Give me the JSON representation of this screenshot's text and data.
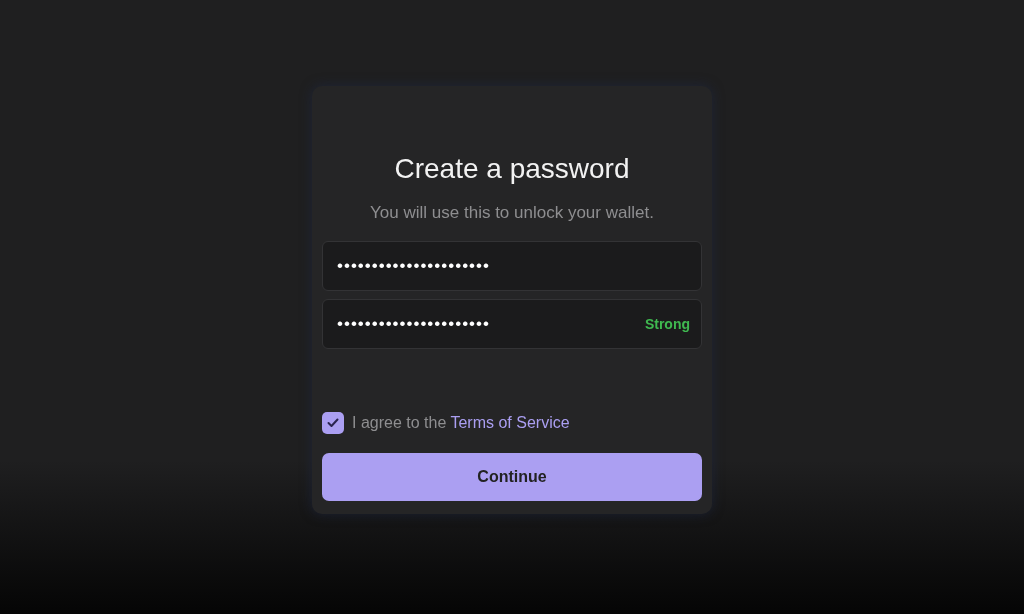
{
  "title": "Create a password",
  "subtitle": "You will use this to unlock your wallet.",
  "fields": [
    {
      "value": "••••••••••••••••••••••"
    },
    {
      "value": "••••••••••••••••••••••",
      "strength": "Strong"
    }
  ],
  "agree": {
    "checked": true,
    "text": "I agree to the",
    "link": "Terms of Service"
  },
  "continue_button": {
    "label": "Continue",
    "disabled": false
  }
}
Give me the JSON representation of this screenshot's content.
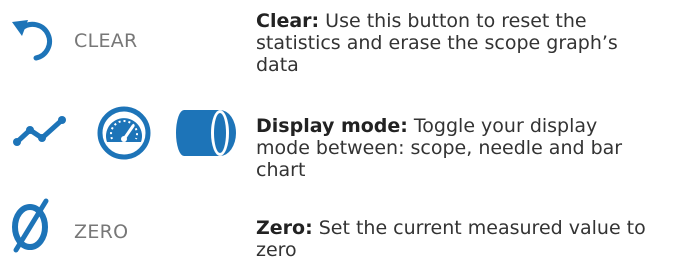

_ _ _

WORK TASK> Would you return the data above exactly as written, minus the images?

TASK RESPONSE>
Give me the JSON representation of this screenshot's text and data.
{
  "title": "Create a password",
  "subtitle": "You will use this to unlock your wallet.",
  "fields": [
    {
      "value": "••••••••••••••••••••••"
    },
    {
      "value": "••••••••••••••••••••••",
      "strength": "Strong"
    }
  ],
  "agree": {
    "checked": true,
    "text": "I agree to the",
    "link": "Terms of Service"
  },
  "continue_button": {
    "label": "Continue",
    "disabled": false
  }
}
Give me the JSON representation of this screenshot's content.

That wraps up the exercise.